Those involved with Sandy claims in New York have likely become familiar with anti-concurrent cause provisions in property insurance policies. These provisions are favored by insurance carriers to support denials of coverage for hurricane losses. Assemblyman Phil Goldfeder recently proposed a bill (A07455) which would outlaw anticoncurrent policy provisions that exclude losses from occurrences where both covered and non-covered perils occur at the same time.

The bill’s memo states:

In the aftermath of Superstorm Sandy, many homeowners were surprised when insurance companies denied their claims for perils that should have been covered under the policy (such as windstorm damage) because the perils occurred at the same time as a flood, which is excluded under most homeowners policies. As a result, these homeowners found themselves without adequate insurance coverage at a time when they needed it the most.

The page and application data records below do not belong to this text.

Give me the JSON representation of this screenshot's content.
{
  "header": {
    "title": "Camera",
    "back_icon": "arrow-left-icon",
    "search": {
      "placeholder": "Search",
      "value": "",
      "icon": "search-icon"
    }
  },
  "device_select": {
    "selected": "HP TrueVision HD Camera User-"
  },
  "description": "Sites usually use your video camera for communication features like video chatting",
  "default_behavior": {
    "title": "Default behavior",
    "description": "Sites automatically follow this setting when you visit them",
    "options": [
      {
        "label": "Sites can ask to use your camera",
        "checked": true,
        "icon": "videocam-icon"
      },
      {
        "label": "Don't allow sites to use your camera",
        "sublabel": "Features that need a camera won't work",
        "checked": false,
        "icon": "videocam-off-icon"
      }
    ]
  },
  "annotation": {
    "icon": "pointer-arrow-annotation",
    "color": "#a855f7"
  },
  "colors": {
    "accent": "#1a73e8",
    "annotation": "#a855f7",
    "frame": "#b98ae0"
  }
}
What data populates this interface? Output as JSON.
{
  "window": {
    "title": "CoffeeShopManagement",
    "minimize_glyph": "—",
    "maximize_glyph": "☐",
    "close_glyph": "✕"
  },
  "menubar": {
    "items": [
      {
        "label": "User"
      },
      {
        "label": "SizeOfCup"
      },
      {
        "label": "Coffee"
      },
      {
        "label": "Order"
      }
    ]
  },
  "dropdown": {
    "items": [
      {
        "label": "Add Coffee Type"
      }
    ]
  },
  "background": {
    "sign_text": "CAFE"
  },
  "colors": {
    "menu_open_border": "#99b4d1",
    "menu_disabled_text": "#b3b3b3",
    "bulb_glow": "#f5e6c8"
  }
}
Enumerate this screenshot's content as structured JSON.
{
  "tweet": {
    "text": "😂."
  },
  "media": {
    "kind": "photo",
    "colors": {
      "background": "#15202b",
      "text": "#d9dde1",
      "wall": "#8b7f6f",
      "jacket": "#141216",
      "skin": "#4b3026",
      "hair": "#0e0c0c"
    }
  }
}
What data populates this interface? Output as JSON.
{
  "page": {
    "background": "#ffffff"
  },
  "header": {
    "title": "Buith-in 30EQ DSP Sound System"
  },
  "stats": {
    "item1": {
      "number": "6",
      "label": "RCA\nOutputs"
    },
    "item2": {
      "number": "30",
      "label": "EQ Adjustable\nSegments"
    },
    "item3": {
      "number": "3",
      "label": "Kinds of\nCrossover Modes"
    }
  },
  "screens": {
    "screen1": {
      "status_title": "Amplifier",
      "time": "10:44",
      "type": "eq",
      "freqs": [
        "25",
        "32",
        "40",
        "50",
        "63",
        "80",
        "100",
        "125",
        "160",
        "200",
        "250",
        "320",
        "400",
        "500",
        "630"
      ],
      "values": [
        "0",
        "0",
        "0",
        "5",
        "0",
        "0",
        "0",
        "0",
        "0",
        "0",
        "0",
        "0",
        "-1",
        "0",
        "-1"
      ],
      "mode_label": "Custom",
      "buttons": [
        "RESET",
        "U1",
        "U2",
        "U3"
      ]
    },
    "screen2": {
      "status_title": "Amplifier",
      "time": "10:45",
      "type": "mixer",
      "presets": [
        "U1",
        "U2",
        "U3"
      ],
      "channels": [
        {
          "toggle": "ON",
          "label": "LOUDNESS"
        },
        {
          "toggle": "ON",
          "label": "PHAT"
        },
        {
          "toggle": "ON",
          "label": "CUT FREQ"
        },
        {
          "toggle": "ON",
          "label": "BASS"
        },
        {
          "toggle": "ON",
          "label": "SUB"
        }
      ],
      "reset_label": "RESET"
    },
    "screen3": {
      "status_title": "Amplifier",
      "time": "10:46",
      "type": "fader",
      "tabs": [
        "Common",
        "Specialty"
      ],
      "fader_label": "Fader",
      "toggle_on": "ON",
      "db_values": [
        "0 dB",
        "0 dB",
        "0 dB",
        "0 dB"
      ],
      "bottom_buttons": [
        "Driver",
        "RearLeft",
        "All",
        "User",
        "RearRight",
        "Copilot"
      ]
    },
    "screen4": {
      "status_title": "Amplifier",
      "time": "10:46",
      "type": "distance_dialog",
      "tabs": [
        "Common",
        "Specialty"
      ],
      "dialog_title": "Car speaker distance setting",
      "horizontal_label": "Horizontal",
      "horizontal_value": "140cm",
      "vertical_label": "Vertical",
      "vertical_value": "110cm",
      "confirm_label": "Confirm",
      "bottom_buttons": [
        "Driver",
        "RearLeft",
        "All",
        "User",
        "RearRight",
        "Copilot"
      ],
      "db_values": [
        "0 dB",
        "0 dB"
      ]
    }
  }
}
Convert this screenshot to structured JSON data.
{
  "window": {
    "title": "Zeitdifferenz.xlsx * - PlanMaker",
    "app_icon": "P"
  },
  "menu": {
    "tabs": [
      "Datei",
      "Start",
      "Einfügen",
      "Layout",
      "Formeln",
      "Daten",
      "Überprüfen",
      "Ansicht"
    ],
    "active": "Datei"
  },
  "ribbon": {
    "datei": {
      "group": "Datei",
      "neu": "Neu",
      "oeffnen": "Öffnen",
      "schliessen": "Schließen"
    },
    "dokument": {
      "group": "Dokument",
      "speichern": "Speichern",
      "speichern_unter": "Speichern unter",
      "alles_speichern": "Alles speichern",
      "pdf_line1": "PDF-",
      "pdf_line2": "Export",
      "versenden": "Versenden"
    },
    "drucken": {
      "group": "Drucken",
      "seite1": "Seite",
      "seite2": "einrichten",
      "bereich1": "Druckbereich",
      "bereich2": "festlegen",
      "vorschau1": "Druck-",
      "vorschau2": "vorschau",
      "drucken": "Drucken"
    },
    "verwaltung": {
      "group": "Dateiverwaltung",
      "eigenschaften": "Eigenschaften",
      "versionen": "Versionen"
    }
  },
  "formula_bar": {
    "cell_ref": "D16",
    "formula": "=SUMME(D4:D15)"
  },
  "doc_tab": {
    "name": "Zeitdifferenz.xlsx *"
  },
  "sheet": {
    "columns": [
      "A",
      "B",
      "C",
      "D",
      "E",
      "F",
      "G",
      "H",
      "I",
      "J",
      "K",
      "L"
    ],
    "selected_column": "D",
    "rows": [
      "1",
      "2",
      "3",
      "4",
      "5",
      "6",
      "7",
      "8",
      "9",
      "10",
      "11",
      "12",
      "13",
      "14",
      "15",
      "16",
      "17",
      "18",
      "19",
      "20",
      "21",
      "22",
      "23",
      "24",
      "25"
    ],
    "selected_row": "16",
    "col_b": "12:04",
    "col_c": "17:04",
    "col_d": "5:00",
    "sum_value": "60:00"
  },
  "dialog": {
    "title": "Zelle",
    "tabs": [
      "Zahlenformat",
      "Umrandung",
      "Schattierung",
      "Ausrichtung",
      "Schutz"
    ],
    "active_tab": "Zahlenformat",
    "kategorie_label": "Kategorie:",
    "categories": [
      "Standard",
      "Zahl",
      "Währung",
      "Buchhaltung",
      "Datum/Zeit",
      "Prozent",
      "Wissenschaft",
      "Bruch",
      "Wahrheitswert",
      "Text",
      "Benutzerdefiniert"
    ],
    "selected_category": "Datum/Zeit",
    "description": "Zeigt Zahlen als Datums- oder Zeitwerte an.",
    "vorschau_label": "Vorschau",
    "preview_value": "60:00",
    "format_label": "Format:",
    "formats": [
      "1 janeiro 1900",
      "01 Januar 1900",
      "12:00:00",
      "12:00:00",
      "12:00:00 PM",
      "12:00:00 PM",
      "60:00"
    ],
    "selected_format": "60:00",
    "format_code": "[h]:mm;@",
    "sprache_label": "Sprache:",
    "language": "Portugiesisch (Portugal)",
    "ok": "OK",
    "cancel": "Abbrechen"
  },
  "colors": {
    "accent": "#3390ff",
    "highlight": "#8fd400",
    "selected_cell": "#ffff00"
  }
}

This bill would rectify this by prohibiting insurance companies from denying claims under these circumstances.

Assemblyman Goldfeder’s district in Queens, New York City, includes Breezy Point, Rockaway, and other areas that suffered catastrophic losses from Sandy. Several politicians have expressed their concern about the unfairness of anti-concurrent cause provisions.

Politicians have recognized there is something inherently unfair in denying claims under anti-concurrent cause provisions following a tragedy like Hurricane Sandy, and they are rallying on the political front. We will continue to follow this bill and will provide updates on its progress.

Much litigation could ensue over anti-concurrent cause provisions. Insurance carrier representatives disagree and debate with policyholder representatives how these coverage cases will play out in Court. We should all hope insurance carriers follow a golden rule in this area.


The legacy of heroes is
the memory of a great name and
the inheritance of a great example.


Have a Happy Memorial Day!